What you return must be every line below that includes the word "domain".

Extracted records
========================================

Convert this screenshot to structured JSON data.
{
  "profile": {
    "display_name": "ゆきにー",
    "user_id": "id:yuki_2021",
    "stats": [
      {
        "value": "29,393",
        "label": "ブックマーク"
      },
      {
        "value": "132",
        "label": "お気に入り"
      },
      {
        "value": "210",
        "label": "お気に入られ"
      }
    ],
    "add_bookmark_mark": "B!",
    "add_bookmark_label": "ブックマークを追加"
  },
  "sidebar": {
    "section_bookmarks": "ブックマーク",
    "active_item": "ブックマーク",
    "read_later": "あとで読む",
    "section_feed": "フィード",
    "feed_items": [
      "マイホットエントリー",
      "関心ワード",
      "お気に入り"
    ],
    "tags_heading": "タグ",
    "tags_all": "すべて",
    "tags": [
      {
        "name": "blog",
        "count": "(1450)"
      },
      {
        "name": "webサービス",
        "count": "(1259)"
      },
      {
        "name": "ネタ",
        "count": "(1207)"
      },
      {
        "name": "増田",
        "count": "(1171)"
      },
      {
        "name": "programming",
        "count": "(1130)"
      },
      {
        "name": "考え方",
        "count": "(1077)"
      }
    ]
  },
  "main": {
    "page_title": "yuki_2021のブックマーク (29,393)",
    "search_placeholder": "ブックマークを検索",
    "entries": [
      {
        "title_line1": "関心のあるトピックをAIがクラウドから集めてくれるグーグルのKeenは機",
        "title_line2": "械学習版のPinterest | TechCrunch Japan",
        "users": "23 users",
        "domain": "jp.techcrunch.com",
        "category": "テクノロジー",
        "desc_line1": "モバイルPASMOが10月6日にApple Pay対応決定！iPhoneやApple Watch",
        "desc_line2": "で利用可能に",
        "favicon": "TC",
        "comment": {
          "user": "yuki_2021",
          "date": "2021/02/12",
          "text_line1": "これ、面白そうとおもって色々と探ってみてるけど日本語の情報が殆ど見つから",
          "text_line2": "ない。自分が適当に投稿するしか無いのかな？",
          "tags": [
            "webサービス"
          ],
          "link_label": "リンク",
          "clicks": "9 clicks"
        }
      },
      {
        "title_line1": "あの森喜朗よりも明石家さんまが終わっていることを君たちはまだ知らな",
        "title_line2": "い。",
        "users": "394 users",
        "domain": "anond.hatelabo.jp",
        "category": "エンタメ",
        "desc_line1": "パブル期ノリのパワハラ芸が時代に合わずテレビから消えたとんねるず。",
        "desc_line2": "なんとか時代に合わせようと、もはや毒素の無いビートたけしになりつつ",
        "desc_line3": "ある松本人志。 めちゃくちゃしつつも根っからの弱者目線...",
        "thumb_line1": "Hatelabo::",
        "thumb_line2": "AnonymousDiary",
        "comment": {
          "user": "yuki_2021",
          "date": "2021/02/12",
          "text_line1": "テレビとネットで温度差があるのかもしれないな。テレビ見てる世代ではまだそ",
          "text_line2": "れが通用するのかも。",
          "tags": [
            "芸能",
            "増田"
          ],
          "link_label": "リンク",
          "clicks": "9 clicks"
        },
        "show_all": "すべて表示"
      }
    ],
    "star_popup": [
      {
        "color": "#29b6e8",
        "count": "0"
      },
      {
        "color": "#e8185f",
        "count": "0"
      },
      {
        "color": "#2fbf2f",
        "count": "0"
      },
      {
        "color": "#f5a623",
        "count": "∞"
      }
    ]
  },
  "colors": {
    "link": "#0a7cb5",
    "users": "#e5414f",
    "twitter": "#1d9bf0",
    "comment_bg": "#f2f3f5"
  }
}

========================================

RESULT OF THE TASK
        "domain": "jp.techcrunch.com",
        "domain": "anond.hatelabo.jp",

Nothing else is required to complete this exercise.